Als: I think for sure that you have to be productive in those moments, and I think that it happens all the time. Always write down a sentence or two so that you remember, and you can build on it when you get home, but I think it’s very important to take that moment and say, “Oh shit, I have to write this now.” I can feel something in my body becoming different from an idea, and when your body becomes different because of an idea then you know it’s a real thing.
Chew-Bose: Yeah, it’s a totally somatic experience a lot of the time.
Chew-Bose: There’s a sense that you’ve seen a ghost, or an ex or something.
Als: Yes, exactly.
Chew-Bose: I’m a huge re-reader; in fact, I feel like I’m not able to keep up with what everyone’s reading because I would rather return to what are essentially bibles for me. I use a lot of books as notebooks because I’ve written so many notes in them. Do you have books like that?

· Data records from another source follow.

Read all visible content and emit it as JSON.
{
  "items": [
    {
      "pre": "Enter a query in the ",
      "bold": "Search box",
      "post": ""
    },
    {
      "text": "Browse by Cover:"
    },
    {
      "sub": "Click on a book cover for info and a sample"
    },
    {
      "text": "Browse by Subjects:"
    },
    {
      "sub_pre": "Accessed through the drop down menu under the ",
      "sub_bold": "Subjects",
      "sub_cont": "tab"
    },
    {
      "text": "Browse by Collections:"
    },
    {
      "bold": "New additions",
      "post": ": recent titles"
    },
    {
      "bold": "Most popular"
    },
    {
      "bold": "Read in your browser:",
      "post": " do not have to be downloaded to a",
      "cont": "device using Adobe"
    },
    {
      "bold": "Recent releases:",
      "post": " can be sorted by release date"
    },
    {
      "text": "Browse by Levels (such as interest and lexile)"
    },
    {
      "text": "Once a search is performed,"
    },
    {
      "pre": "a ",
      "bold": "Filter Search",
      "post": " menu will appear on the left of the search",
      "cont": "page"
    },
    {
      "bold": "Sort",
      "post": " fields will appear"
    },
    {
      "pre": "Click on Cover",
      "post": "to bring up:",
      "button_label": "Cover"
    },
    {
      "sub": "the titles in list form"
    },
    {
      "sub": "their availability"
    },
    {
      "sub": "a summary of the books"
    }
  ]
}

Als: No. [Laughs.] I’m too much of a Puritan to write things in books. Everybody else’s books to me are sacred, but I’ll put down a little sticky note. I actually have a weird visual memory, and I can almost always remember a page, but if I can’t, then I put down a sticky.
Chew-Bose: I feel like that’s part of my compulsion for re-reading…
Als: …so that you might feel like you’re a different person every time you do it. I mean, I love Jane Bowles. I love Proust. You can go in and out of his work for the rest of your life. Oh my god, Jamaica Kincaid. Who do I re-read? You know…what I really go back to a lot are paintings and films. Visual things. I find them very helpful in terms of inspiring me. Shakespeare, Truman Capote, James Baldwin—those are the people I can go back to anytime.
Chew-Bose: Do you ever feel constrained by needing to address identity while you’re writing?
Als: No. The “issues” only really happen after the writing, but when I’m writing it all depends on what the piece demands, and if the piece demands the definition of race or gender or whatever, then that’s what it gets, but for the most part, no. I’m sitting down to tell my part of the story, just like any writer.
Chew-Bose: Maybe it’s just a different time or something, but I worry that I get grouped into the category of someone who can only write about identity.
Als: No, don’t do that to yourself. You’re listening to what people say. Don’t do that. Stop right now. As an artist, you gotta make this world your world. You gotta do it; that’s your job. That is your job.
Chew-Bose: Oh, I love that. Thank you.
Photography by Rachel Chandler, courtesy of Riot of Perfume, Issue 7.